In response to the inquiry regarding the factors influencing his decision to prolong his tenure beyond the initially contracted five-year term, he expresses:
"At that point, I was approaching retirement age, and that had always been my overarching plan. The aspiration of establishing, purchasing, and selling dental practices had been fulfilled.
“I knew that ultimately, I would sell to a corporate entity and remain in that capacity for as long as required until the time came for a gradual transition or my eventual retirement."
Another factor that made Dr Wallman continue his association with Blackwood Dental was the remarkable Ekera team, led by Tony Coulepis.
“I had no issues with Ekera Dental – they were truly exceptional people. Tony is a wonderful leader who is always approachable,” Dr Wallman attests.
“He is very knowledgeable and willingly shares it. The team, as a whole, performs admirably under his leadership. Particularly during challenging phases, such as the period of the COVID-19 pandemic, their collective efforts and dedication proved invaluable.”
Cherishing Memories and New Pursuits
As Dr Wallman embarks on his retirement journey, it is undoubtedly the remarkable teamwork and camaraderie within the team that will leave indelible memories. Moreover, the enduring relationships he has forged with his patients over the years will be cherished reflections as he enters this new phase of life.
“Having been prepared for retirement, I haven't encountered significant difficulties during this transition,” Dr Wallman says.
“Nevertheless, the practice still reaches out to me whenever they require assistance, particularly with procedures like IV sedations and Implants, and I am delighted to be of service, ensuring that I remain connected with the team.

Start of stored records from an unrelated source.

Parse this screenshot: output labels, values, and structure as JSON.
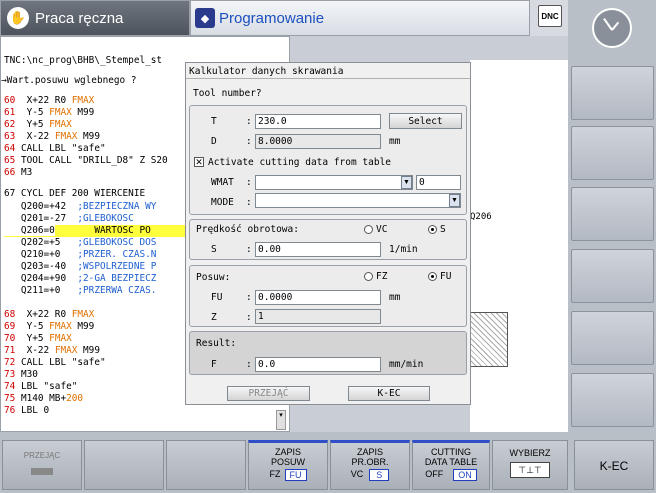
{
  "modes": {
    "manual": "Praca ręczna",
    "programming": "Programowanie",
    "dnc": "DNC"
  },
  "program": {
    "path": "TNC:\\nc_prog\\BHB\\_Stempel_st",
    "header": "→Wart.posuwu wglebnego ?",
    "lines": [
      {
        "n": "60",
        "t": "  X+22 R0 ",
        "k": "FMAX",
        "r": ""
      },
      {
        "n": "61",
        "t": "  Y-5 ",
        "k": "FMAX",
        "r": " M99"
      },
      {
        "n": "62",
        "t": "  Y+5 ",
        "k": "FMAX",
        "r": ""
      },
      {
        "n": "63",
        "t": "  X-22 ",
        "k": "FMAX",
        "r": " M99"
      },
      {
        "n": "64",
        "t": " CALL LBL \"safe\"",
        "k": "",
        "r": ""
      },
      {
        "n": "65",
        "t": " TOOL CALL \"DRILL_D8\" Z S20",
        "k": "",
        "r": ""
      },
      {
        "n": "66",
        "t": " M3",
        "k": "",
        "r": ""
      }
    ],
    "cycle_line": "67 CYCL DEF 200 WIERCENIE",
    "params": [
      {
        "p": "   Q200=+42",
        "c": "  ;BEZPIECZNA WY"
      },
      {
        "p": "   Q201=-27",
        "c": "  ;GLEBOKOSC"
      },
      {
        "p": "   Q206=0",
        "c": "       WARTOSC PO"
      },
      {
        "p": "   Q202=+5",
        "c": "   ;GLEBOKOSC DOS"
      },
      {
        "p": "   Q210=+0",
        "c": "   ;PRZER. CZAS.N"
      },
      {
        "p": "   Q203=-40",
        "c": "  ;WSPOLRZEDNE P"
      },
      {
        "p": "   Q204=+90",
        "c": "  ;2-GA BEZPIECZ"
      },
      {
        "p": "   Q211=+0",
        "c": "   ;PRZERWA CZAS."
      }
    ],
    "lines2": [
      {
        "n": "68",
        "t": "  X+22 R0 ",
        "k": "FMAX",
        "r": ""
      },
      {
        "n": "69",
        "t": "  Y-5 ",
        "k": "FMAX",
        "r": " M99"
      },
      {
        "n": "70",
        "t": "  Y+5 ",
        "k": "FMAX",
        "r": ""
      },
      {
        "n": "71",
        "t": "  X-22 ",
        "k": "FMAX",
        "r": " M99"
      },
      {
        "n": "72",
        "t": " CALL LBL \"safe\"",
        "k": "",
        "r": ""
      },
      {
        "n": "73",
        "t": " M30",
        "k": "",
        "r": ""
      },
      {
        "n": "74",
        "t": " LBL \"safe\"",
        "k": "",
        "r": ""
      },
      {
        "n": "75",
        "t": " M140 MB+",
        "k": "",
        "r": "200"
      },
      {
        "n": "76",
        "t": " LBL 0",
        "k": "",
        "r": ""
      }
    ]
  },
  "q206_label": "Q206",
  "dialog": {
    "title": "Kalkulator danych skrawania",
    "tool_number": "Tool number?",
    "t_label": "T",
    "t_value": "230.0",
    "select": "Select",
    "d_label": "D",
    "d_value": "8.0000",
    "d_unit": "mm",
    "activate": "Activate cutting data from table",
    "wmat_label": "WMAT",
    "wmat_num": "0",
    "mode_label": "MODE",
    "speed_title": "Prędkość obrotowa:",
    "vc": "VC",
    "s_radio": "S",
    "s_label": "S",
    "s_value": "0.00",
    "s_unit": "1/min",
    "feed_title": "Posuw:",
    "fz": "FZ",
    "fu": "FU",
    "fu_label": "FU",
    "fu_value": "0.0000",
    "fu_unit": "mm",
    "z_label": "Z",
    "z_value": "1",
    "result_title": "Result:",
    "f_label": "F",
    "f_value": "0.0",
    "f_unit": "mm/min",
    "apply": "PRZEJĄĆ",
    "kec": "K-EC"
  },
  "softkeys": {
    "przejac": "PRZEJĄC",
    "zapis_posuw": [
      "ZAPIS",
      "POSUW"
    ],
    "fz": "FZ",
    "fu": "FU",
    "zapis_pr": [
      "ZAPIS",
      "PR.OBR."
    ],
    "vc": "VC",
    "s": "S",
    "cutting": [
      "CUTTING",
      "DATA TABLE"
    ],
    "off": "OFF",
    "on": "ON",
    "wybierz": "WYBIERZ",
    "kec": "K-EC"
  }
}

“Of course, it is hard to leave behind the patients that you have been treating for years and the staff you have been seeing every day for years. I was very touched by the gifts and comments I received from some of the patients and staff.”
Deborah, Geoff's spouse, was actively involved in the administration of the practice, leading to the establishment of a harmonious and well-coordinated work environment. The couple’s focus has now shifted beyond dentistry, onto their family life with two beloved children. These days, they can be found in serene locales, indulging their passion for golf and fishing.

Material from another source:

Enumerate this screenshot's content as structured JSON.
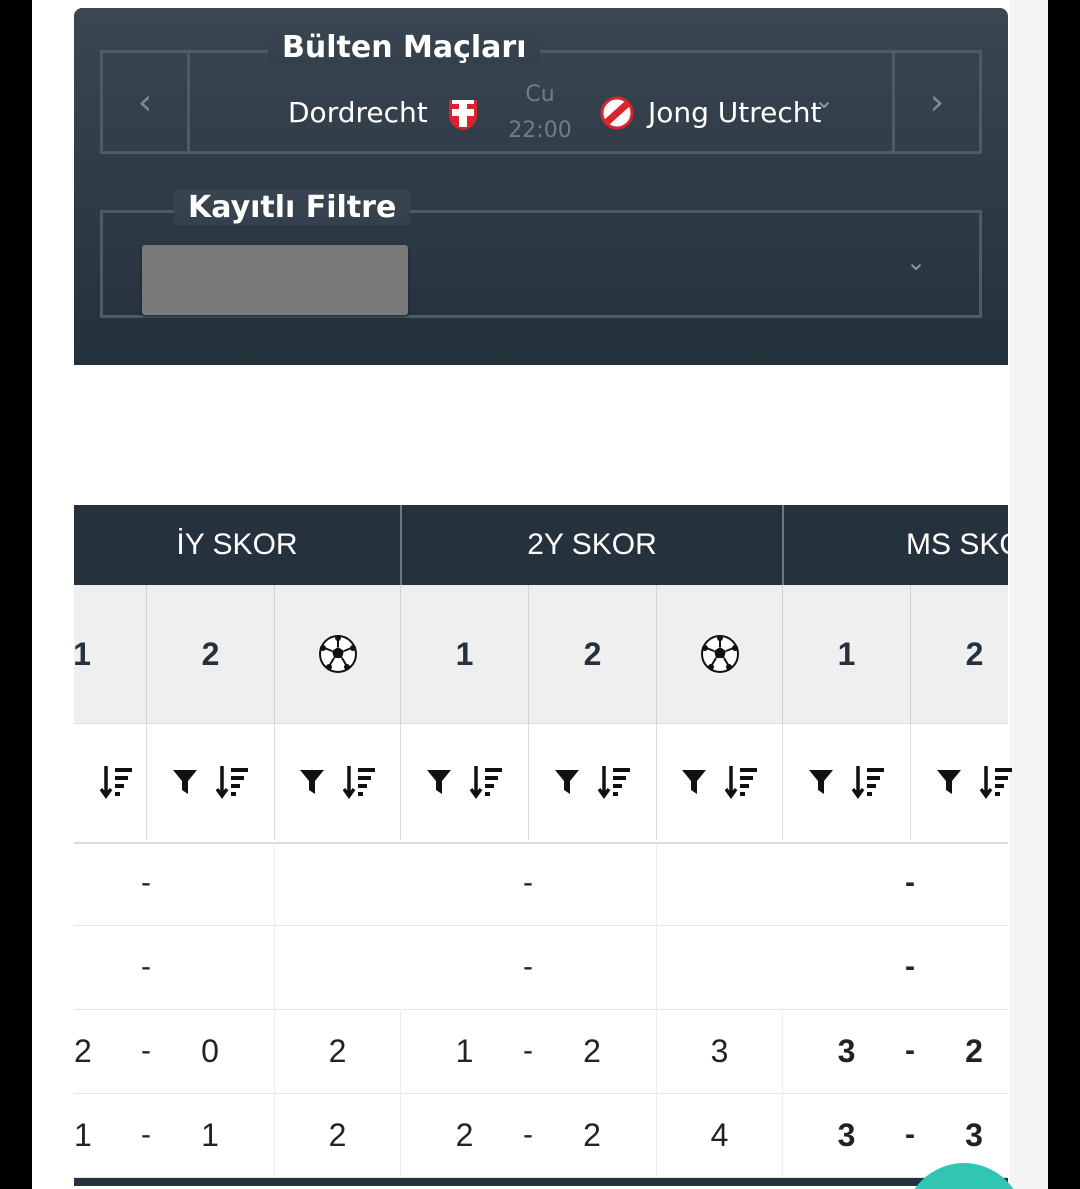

“I am a golf tragic so am devoting my time to improving the handicap,” he remarks, hinting at a leisurely retirement.
Following a lengthy but contrived transitional phase, Geoff is enjoying his extended time out but remains in contact with the practice that he nurtured. Furthermore, he helps with both clinical and non-clinical assistance from time to time, which Ekera welcomes and is happy to encourage.
“We will also be doing a bit of travelling and playing a little more bridge.”